The system will be designed to be as hands-free as possible, allowing multiple users to still operate the grain facility without any need to make changes to the device.
“Simply move grain as usual, and AccuGrain will see where it goes,” he notes.
Binful of benefits
According to USDA’s National Agricultural Statistics Service, there are 8,783 off-farm grain storage facilities in the U.S. The 2012 Census of Ag revealed that 263,164 U.S. farms have on-farm storage. Whether a setup is new or old, AccuGrain provides benefits for both.
“This system is a more accurate way to load grain trucks without the need for a full truck scale,” he says.
“Another benefit is the ability to confidently market more of the grain in storage. Oftentimes, when marketing grain, you tend to be conservative with the amount of bushels you have on hand so that you don’t overcontract on what may actually be in the bin,” he says.
With AccuGrain, you will be able to accurately determine storage levels and then market accordingly.
“The system will also be able to calculate the bushels per hour being passed through a grain facility, which could be a useful tool when transferring grain to and from a dryer,” he explains.
“While not a key value point, another benefit is the decreased need to climb bins in the fall when filling them.”
At the onset, the device will be targeted toward grain leg facilities with a wider variety of applications to follow.
“If you decide you could benefit from AccuGrain, the first step will be to make a site assessment to determine what hardware will fit your operation’s requirements,” notes Augustine. “A unit will then be installed and calibrated for that specific location.”
Testing is currently being done on a farm near Brooklyn, Iowa, to refine accuracy and repeatability. It is scheduled to be completed by the end of 2014. Commercial sales will follow sometime in 2015.
Although pricing has not yet been determined, Augustine says there will be a range of cost options, which will depend on the type of usage and the amount of grain to be measured.

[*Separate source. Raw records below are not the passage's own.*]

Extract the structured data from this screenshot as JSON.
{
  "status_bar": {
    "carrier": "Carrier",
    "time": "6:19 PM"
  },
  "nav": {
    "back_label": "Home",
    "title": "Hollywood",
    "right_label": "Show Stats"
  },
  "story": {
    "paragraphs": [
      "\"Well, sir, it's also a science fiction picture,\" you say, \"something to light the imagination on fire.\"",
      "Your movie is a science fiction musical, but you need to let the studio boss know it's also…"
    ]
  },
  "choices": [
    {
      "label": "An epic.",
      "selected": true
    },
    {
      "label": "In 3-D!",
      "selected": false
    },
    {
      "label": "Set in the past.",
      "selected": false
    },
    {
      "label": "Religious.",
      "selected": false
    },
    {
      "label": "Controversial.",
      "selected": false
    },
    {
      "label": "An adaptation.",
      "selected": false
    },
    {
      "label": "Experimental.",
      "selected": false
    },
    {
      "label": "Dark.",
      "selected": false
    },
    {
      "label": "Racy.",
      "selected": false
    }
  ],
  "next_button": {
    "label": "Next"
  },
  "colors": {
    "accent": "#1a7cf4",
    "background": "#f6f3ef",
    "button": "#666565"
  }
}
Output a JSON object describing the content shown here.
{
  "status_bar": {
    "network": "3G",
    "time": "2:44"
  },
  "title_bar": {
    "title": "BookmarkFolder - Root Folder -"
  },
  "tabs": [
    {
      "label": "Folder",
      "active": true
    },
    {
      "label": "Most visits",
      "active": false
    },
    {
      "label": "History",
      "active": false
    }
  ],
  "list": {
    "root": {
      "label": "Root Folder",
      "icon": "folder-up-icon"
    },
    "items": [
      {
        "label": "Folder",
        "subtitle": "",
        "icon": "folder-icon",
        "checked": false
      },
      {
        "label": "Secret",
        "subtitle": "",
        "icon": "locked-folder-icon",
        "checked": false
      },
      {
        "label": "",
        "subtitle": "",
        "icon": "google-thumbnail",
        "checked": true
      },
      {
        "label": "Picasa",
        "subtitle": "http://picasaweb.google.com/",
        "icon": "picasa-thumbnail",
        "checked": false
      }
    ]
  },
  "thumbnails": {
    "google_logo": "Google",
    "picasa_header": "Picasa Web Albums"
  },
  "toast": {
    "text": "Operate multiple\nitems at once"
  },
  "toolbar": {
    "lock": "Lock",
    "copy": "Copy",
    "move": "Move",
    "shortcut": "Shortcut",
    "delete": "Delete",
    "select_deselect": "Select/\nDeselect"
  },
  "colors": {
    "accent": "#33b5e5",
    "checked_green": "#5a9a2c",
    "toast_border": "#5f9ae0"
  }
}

“Just like a large machine shed needs more lights than a smaller one, a more powerful X-ray source will be required for grain facilities with higher grain-flow capacities,” he explains.